Scan the material below for the string "JSON". Report every line that has it.

[Start of Attachment]

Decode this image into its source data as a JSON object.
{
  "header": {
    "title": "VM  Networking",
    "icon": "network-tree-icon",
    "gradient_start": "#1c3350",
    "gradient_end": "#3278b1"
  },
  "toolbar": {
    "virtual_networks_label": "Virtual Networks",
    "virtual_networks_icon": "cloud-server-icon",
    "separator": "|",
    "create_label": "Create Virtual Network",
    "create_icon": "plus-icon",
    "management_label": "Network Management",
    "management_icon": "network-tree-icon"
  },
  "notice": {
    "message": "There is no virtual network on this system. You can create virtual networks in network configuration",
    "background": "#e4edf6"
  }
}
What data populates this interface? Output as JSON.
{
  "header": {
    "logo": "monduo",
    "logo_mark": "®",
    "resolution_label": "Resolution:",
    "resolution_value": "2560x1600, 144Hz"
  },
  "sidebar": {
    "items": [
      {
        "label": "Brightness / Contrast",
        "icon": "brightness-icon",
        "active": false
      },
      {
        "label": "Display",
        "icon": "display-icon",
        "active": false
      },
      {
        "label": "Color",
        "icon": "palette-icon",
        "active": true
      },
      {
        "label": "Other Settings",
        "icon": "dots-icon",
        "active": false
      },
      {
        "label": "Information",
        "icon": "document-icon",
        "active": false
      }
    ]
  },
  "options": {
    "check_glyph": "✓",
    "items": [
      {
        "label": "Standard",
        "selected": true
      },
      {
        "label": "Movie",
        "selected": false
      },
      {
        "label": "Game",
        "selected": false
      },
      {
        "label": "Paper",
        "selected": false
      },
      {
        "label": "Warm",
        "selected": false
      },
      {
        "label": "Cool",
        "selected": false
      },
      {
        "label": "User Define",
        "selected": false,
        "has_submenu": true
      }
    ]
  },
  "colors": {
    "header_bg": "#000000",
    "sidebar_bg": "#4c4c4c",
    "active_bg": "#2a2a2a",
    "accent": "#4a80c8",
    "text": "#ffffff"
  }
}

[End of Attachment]

> _Task answer_
Decode this image into its source data as a JSON object.
What data populates this interface? Output as JSON.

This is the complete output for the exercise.